__THE PROBLEM__
The listing below should be copied in full, word for word.

__INPUT__
★ ★ ★ ★ ★

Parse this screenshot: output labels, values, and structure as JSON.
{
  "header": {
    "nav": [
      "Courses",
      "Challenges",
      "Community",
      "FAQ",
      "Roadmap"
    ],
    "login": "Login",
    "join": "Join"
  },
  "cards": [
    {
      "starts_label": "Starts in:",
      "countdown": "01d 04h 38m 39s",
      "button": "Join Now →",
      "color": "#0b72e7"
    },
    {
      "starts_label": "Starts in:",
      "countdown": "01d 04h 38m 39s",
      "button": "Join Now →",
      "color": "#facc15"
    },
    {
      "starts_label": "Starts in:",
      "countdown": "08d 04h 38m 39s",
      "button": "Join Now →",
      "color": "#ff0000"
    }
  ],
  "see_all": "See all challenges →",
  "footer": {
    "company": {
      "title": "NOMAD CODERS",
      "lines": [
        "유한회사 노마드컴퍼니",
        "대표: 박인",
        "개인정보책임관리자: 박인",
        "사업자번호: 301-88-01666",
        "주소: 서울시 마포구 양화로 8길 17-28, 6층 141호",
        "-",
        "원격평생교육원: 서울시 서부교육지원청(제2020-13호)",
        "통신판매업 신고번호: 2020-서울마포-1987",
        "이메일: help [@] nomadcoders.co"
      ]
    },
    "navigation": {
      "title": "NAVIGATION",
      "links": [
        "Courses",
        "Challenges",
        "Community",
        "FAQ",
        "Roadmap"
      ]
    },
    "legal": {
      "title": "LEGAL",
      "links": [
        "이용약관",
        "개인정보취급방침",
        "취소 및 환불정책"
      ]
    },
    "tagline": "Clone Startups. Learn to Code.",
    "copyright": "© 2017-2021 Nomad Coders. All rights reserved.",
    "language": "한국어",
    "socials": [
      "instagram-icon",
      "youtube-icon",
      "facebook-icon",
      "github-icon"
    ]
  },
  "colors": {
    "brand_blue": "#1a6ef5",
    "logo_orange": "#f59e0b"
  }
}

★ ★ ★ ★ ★

__ANSWER TO THIS PROBLEM__
Parse this screenshot: output labels, values, and structure as JSON.
{
  "header": {
    "nav": [
      "Courses",
      "Challenges",
      "Community",
      "FAQ",
      "Roadmap"
    ],
    "login": "Login",
    "join": "Join"
  },
  "cards": [
    {
      "starts_label": "Starts in:",
      "countdown": "01d 04h 38m 39s",
      "button": "Join Now →",
      "color": "#0b72e7"
    },
    {
      "starts_label": "Starts in:",
      "countdown": "01d 04h 38m 39s",
      "button": "Join Now →",
      "color": "#facc15"
    },
    {
      "starts_label": "Starts in:",
      "countdown": "08d 04h 38m 39s",
      "button": "Join Now →",
      "color": "#ff0000"
    }
  ],
  "see_all": "See all challenges →",
  "footer": {
    "company": {
      "title": "NOMAD CODERS",
      "lines": [
        "유한회사 노마드컴퍼니",
        "대표: 박인",
        "개인정보책임관리자: 박인",
        "사업자번호: 301-88-01666",
        "주소: 서울시 마포구 양화로 8길 17-28, 6층 141호",
        "-",
        "원격평생교육원: 서울시 서부교육지원청(제2020-13호)",
        "통신판매업 신고번호: 2020-서울마포-1987",
        "이메일: help [@] nomadcoders.co"
      ]
    },
    "navigation": {
      "title": "NAVIGATION",
      "links": [
        "Courses",
        "Challenges",
        "Community",
        "FAQ",
        "Roadmap"
      ]
    },
    "legal": {
      "title": "LEGAL",
      "links": [
        "이용약관",
        "개인정보취급방침",
        "취소 및 환불정책"
      ]
    },
    "tagline": "Clone Startups. Learn to Code.",
    "copyright": "© 2017-2021 Nomad Coders. All rights reserved.",
    "language": "한국어",
    "socials": [
      "instagram-icon",
      "youtube-icon",
      "facebook-icon",
      "github-icon"
    ]
  },
  "colors": {
    "brand_blue": "#1a6ef5",
    "logo_orange": "#f59e0b"
  }
}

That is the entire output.